Hall Weeps as She Is Chided, Praises North

From Reuters

Fawn Hall, who helped shred Iran-Contra documents as Oliver L. North’s secretary, burst into tears on the witness stand twice today, first as the judge told her to shut up and again as she praised her ex-boss.

“He was an excellent person to work for,” Hall testified in a quavering voice under defense questioning at North’s trial. “He was never lazy or self-serving.”

Asked by North’s attorney Brendan Sullivan to describe her friendship with the North family, she began: “I met (North’s wife) Betsy and his four kids in Easter of 1983.” Then she began to weep and Sullivan asked for a brief recess.

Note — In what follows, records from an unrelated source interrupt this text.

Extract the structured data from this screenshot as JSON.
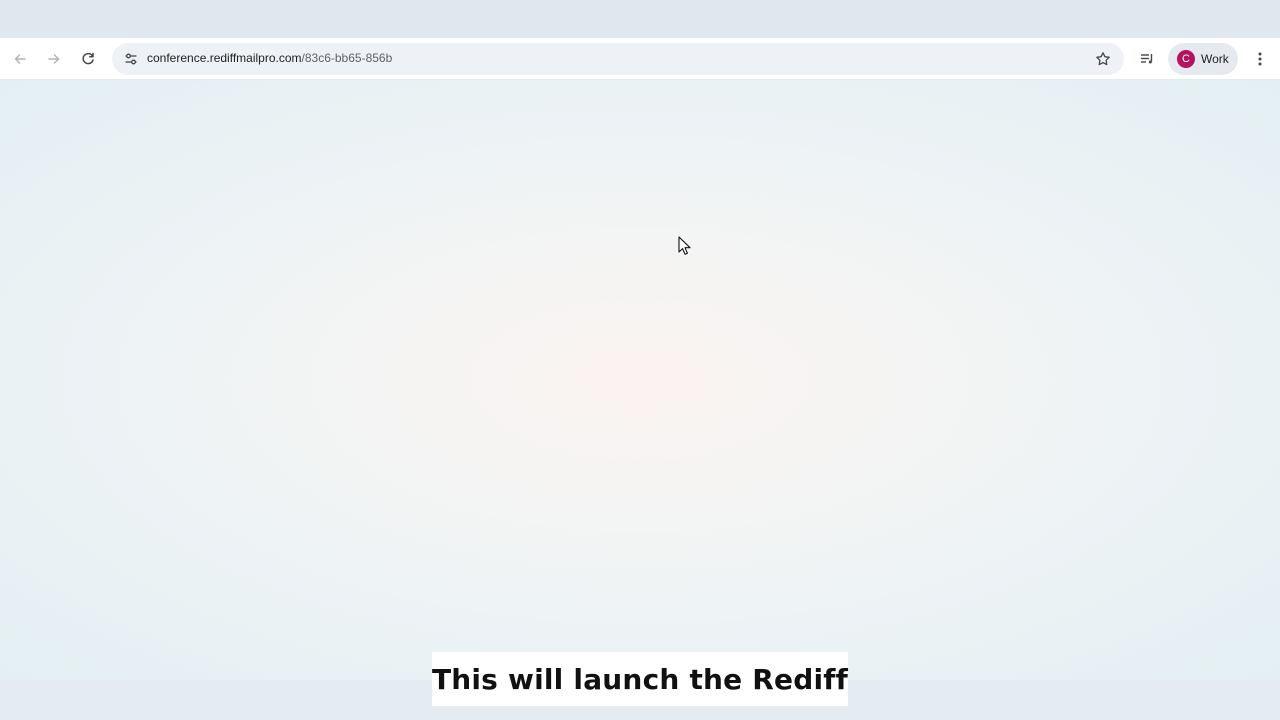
{
  "browser": {
    "url_host": "conference.rediffmailpro.com",
    "url_path": "/83c6-bb65-856b",
    "profile": {
      "initial": "C",
      "name": "Work",
      "color": "#b5135d"
    },
    "icons": {
      "back": "arrow-left-icon",
      "forward": "arrow-right-icon",
      "reload": "reload-icon",
      "site_info": "tune-icon",
      "bookmark": "star-icon",
      "media": "media-queue-icon",
      "menu": "more-vertical-icon"
    }
  },
  "caption": {
    "text": "This will launch the Rediff"
  }
}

It was the second time in the day that Hall halted court proceedings with tears and it marked one of the rare instances in which the dry criminal trial replayed some of the dramatic pro-North emotion that swirled around Congress’ televised Iran-Contra hearings two years ago.

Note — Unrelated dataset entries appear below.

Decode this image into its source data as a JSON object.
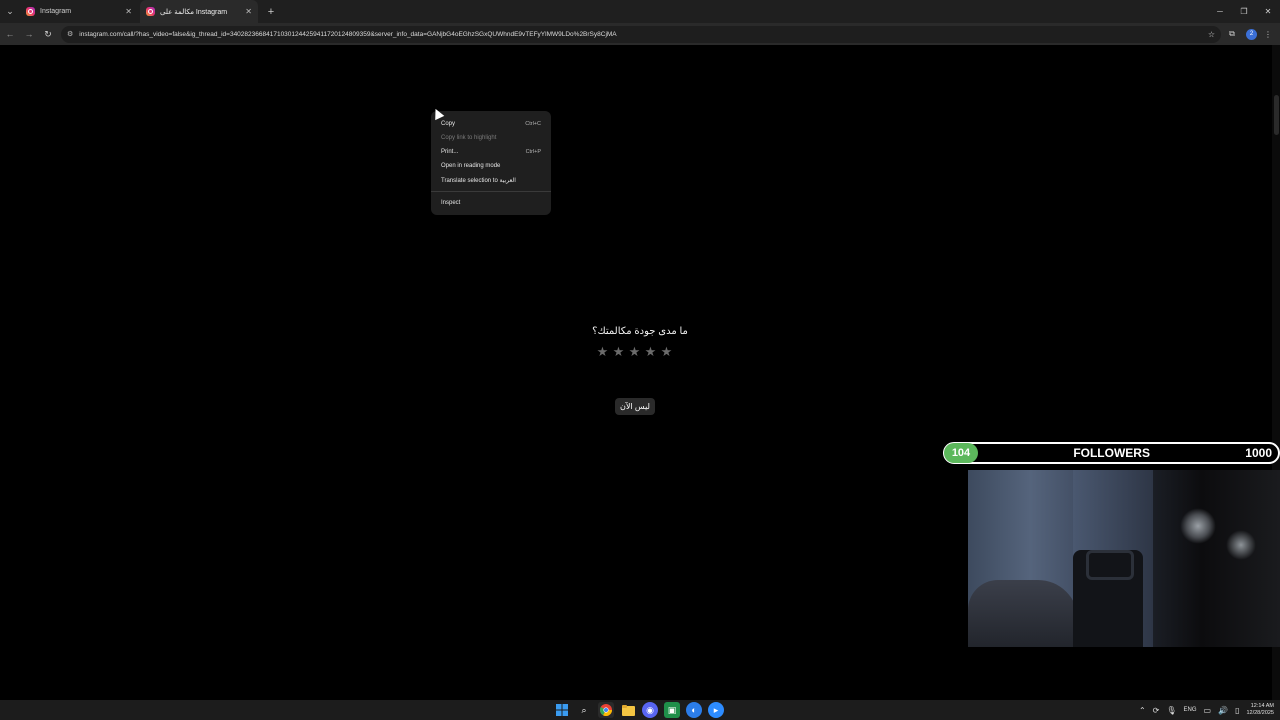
{
  "browser": {
    "tabs": [
      {
        "title": "Instagram",
        "active": false
      },
      {
        "title": "مكالمة على Instagram",
        "active": true
      }
    ],
    "url": "instagram.com/call/?has_video=false&ig_thread_id=340282366841710301244259411720124809359&server_info_data=GANjbG4oEGhzSGxQUWhndE9vTEFyYlMW9LDo%2BrSy8CjMA",
    "profile_count": "2"
  },
  "context_menu": {
    "items": [
      {
        "label": "Copy",
        "shortcut": "Ctrl+C",
        "enabled": true
      },
      {
        "label": "Copy link to highlight",
        "shortcut": "",
        "enabled": false
      },
      {
        "label": "Print...",
        "shortcut": "Ctrl+P",
        "enabled": true
      },
      {
        "label": "Open in reading mode",
        "shortcut": "",
        "enabled": true
      },
      {
        "label": "Translate selection to العربية",
        "shortcut": "",
        "enabled": true
      },
      {
        "label": "Inspect",
        "shortcut": "",
        "enabled": true
      }
    ]
  },
  "rating": {
    "question": "ما مدى جودة مكالمتك؟",
    "star_count": 5,
    "not_now_label": "ليس الآن"
  },
  "overlay": {
    "followers_count": "104",
    "followers_label": "FOLLOWERS",
    "followers_goal": "1000"
  },
  "taskbar": {
    "language": "ENG",
    "time": "12:14 AM",
    "date": "12/28/2025"
  },
  "colors": {
    "page_bg": "#000000",
    "followers_green": "#5cb85c",
    "star_gray": "#6b6b6b"
  }
}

Hall, a glamorous blonde who became one of the media stars of the original scandal investigation, was called as a prosecution witness to buttress charges that North had run a cover-up of efforts to sell arms to Iran and divert profits to Nicaragua’s Contra rebels.

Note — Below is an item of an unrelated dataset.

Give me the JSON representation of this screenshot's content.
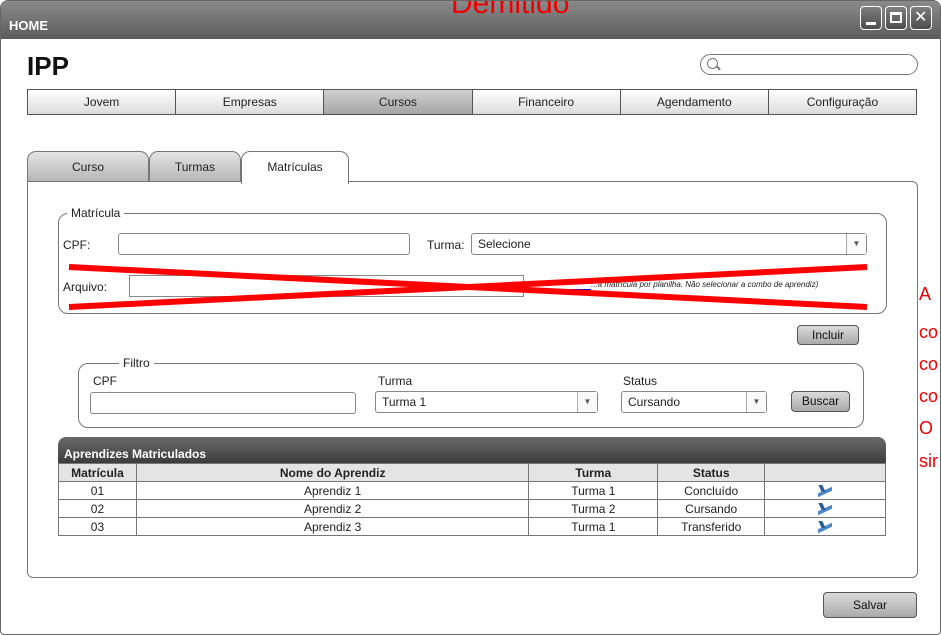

Wearing a demure blue-and-white polka-dot dress and pearls, Hall was clearly torn by her continued devotion to North, whom she had extolled in her 1987 testimony to Congress as a national hero and “every secretary’s dream boss.”

“I hope the good guy will win,” Hall told reporters outside court after her testimony at North’s trial. “It’s tough to be portrayed as a witness for the prosecution when you’re really a witness for the truth.”

Earlier in the day, Hall also shed tears as she tried to interject comments into a discussion between prosecutor John W. Keker and Judge Gerhard A. Gesell about an incident in which she and North had shredded classified Iran-Contra documents as the scandal was becoming public knowledge.


“Please keep your mouth shut while I’m talking,” Gesell barked.

Soon after that, the tearful Hall asked for a break, barely 15 minutes into today’s proceedings.